» **Supplied material**:
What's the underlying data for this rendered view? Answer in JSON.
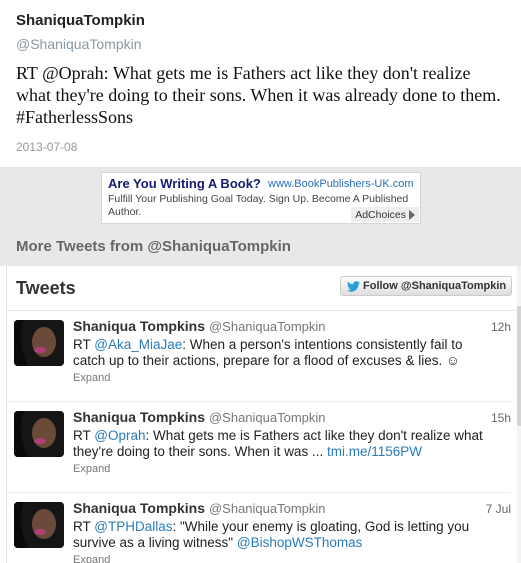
{
  "tweet": {
    "author_name": "ShaniquaTompkin",
    "author_handle": "@ShaniquaTompkin",
    "text": "RT @Oprah: What gets me is Fathers act like they don't realize what they're doing to their sons. When it was already done to them. #FatherlessSons",
    "date": "2013-07-08"
  },
  "ad": {
    "title": "Are You Writing A Book?",
    "url": "www.BookPublishers-UK.com",
    "description": "Fulfill Your Publishing Goal Today. Sign Up. Become A Published Author.",
    "adchoices_label": "AdChoices"
  },
  "more_tweets_heading": "More Tweets from @ShaniquaTompkin",
  "timeline": {
    "title": "Tweets",
    "follow_label": "Follow @ShaniquaTompkin",
    "items": [
      {
        "name": "Shaniqua Tompkins",
        "handle": "@ShaniquaTompkin",
        "time": "12h",
        "prefix": "RT ",
        "mention": "@Aka_MiaJae",
        "text": ": When a person's intentions consistently fail to catch up to their actions, prepare for a flood of excuses & lies. ☺",
        "suffix_link": "",
        "expand": "Expand"
      },
      {
        "name": "Shaniqua Tompkins",
        "handle": "@ShaniquaTompkin",
        "time": "15h",
        "prefix": "RT ",
        "mention": "@Oprah",
        "text": ": What gets me is Fathers act like they don't realize what they're doing to their sons. When it was ... ",
        "suffix_link": "tmi.me/1156PW",
        "expand": "Expand"
      },
      {
        "name": "Shaniqua Tompkins",
        "handle": "@ShaniquaTompkin",
        "time": "7 Jul",
        "prefix": "RT ",
        "mention": "@TPHDallas",
        "text": ": \"While your enemy is gloating, God is letting you survive as a living witness\" ",
        "suffix_link": "@BishopWSThomas",
        "expand": "Expand"
      }
    ]
  },
  "colors": {
    "link": "#2b7bb9",
    "panel_grey": "#e8e8e8",
    "handle_grey": "#8899a6"
  }
}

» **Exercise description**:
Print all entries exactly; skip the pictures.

» **Solved exercise**:
What's the underlying data for this rendered view? Answer in JSON.
{
  "tweet": {
    "author_name": "ShaniquaTompkin",
    "author_handle": "@ShaniquaTompkin",
    "text": "RT @Oprah: What gets me is Fathers act like they don't realize what they're doing to their sons. When it was already done to them. #FatherlessSons",
    "date": "2013-07-08"
  },
  "ad": {
    "title": "Are You Writing A Book?",
    "url": "www.BookPublishers-UK.com",
    "description": "Fulfill Your Publishing Goal Today. Sign Up. Become A Published Author.",
    "adchoices_label": "AdChoices"
  },
  "more_tweets_heading": "More Tweets from @ShaniquaTompkin",
  "timeline": {
    "title": "Tweets",
    "follow_label": "Follow @ShaniquaTompkin",
    "items": [
      {
        "name": "Shaniqua Tompkins",
        "handle": "@ShaniquaTompkin",
        "time": "12h",
        "prefix": "RT ",
        "mention": "@Aka_MiaJae",
        "text": ": When a person's intentions consistently fail to catch up to their actions, prepare for a flood of excuses & lies. ☺",
        "suffix_link": "",
        "expand": "Expand"
      },
      {
        "name": "Shaniqua Tompkins",
        "handle": "@ShaniquaTompkin",
        "time": "15h",
        "prefix": "RT ",
        "mention": "@Oprah",
        "text": ": What gets me is Fathers act like they don't realize what they're doing to their sons. When it was ... ",
        "suffix_link": "tmi.me/1156PW",
        "expand": "Expand"
      },
      {
        "name": "Shaniqua Tompkins",
        "handle": "@ShaniquaTompkin",
        "time": "7 Jul",
        "prefix": "RT ",
        "mention": "@TPHDallas",
        "text": ": \"While your enemy is gloating, God is letting you survive as a living witness\" ",
        "suffix_link": "@BishopWSThomas",
        "expand": "Expand"
      }
    ]
  },
  "colors": {
    "link": "#2b7bb9",
    "panel_grey": "#e8e8e8",
    "handle_grey": "#8899a6"
  }
}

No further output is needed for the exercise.